■ **What to work on**
Which lines of the data contain the string "Reset"? Copy every one.

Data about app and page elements

··········

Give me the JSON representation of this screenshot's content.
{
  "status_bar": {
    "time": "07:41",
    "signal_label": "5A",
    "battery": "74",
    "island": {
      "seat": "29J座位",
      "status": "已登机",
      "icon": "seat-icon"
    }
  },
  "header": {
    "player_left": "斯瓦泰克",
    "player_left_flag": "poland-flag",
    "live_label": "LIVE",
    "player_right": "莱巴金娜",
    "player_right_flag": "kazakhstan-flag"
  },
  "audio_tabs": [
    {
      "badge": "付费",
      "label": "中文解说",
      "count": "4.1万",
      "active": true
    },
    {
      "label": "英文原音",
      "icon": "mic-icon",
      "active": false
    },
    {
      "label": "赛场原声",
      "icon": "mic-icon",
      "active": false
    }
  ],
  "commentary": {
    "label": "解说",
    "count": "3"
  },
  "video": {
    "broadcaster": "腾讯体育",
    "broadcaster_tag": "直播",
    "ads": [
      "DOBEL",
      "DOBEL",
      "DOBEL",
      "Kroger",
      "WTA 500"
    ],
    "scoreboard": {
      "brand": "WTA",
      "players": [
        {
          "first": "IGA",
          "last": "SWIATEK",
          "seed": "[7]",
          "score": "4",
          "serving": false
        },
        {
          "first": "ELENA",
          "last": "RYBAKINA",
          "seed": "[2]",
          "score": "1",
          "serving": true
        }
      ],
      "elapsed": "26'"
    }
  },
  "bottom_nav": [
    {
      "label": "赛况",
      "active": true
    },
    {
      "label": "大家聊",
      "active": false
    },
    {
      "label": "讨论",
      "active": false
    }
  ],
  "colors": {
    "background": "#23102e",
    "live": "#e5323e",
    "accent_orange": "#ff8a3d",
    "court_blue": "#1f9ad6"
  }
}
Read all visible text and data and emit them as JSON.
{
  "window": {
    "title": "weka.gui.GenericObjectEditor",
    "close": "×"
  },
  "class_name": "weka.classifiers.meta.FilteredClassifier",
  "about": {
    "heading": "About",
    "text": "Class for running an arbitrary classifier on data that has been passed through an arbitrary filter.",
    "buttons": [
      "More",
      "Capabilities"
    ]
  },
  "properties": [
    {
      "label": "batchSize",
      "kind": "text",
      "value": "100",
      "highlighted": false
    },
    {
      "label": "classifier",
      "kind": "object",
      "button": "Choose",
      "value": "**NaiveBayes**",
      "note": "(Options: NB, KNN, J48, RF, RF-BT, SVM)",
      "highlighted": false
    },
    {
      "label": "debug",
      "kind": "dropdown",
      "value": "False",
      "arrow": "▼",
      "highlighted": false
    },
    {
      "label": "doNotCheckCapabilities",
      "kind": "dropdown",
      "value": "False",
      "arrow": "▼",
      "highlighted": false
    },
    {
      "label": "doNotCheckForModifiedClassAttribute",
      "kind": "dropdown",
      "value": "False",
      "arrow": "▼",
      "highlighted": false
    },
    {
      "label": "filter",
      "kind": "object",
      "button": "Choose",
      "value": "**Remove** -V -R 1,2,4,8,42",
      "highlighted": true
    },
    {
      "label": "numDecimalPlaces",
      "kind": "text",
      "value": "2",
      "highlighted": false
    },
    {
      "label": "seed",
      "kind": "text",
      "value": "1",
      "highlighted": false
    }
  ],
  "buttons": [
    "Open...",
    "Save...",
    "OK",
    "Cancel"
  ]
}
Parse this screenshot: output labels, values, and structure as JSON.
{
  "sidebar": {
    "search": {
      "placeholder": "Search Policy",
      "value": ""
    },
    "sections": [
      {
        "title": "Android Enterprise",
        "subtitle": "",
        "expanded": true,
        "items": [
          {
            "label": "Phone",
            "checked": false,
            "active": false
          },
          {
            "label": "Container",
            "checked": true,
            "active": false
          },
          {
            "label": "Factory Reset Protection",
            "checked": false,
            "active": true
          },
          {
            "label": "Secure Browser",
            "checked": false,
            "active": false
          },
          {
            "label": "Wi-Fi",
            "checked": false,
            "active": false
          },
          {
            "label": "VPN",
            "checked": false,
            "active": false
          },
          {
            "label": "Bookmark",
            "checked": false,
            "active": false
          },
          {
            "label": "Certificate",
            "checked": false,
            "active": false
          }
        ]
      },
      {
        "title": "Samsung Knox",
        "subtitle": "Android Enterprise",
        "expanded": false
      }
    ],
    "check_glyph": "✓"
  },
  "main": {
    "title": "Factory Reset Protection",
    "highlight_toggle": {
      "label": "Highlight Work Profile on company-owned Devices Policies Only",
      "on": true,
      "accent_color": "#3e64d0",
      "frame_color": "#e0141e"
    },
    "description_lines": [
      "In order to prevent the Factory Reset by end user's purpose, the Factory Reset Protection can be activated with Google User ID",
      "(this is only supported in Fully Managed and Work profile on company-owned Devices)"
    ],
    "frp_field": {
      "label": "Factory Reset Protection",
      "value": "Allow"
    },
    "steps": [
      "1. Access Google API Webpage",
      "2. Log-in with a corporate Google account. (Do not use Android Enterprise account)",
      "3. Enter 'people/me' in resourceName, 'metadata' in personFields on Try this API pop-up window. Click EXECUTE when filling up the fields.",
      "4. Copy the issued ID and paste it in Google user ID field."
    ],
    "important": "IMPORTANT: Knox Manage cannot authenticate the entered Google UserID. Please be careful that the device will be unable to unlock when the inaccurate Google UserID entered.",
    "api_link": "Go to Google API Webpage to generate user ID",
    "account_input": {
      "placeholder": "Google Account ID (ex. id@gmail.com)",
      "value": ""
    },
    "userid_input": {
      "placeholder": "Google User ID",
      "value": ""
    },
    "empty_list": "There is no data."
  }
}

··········

■ **Exercise solution**
            "label": "Factory Reset Protection",
    "title": "Factory Reset Protection",
      "In order to prevent the Factory Reset by end user's purpose, the Factory Reset Protection can be activated with Google User ID",
      "label": "Factory Reset Protection",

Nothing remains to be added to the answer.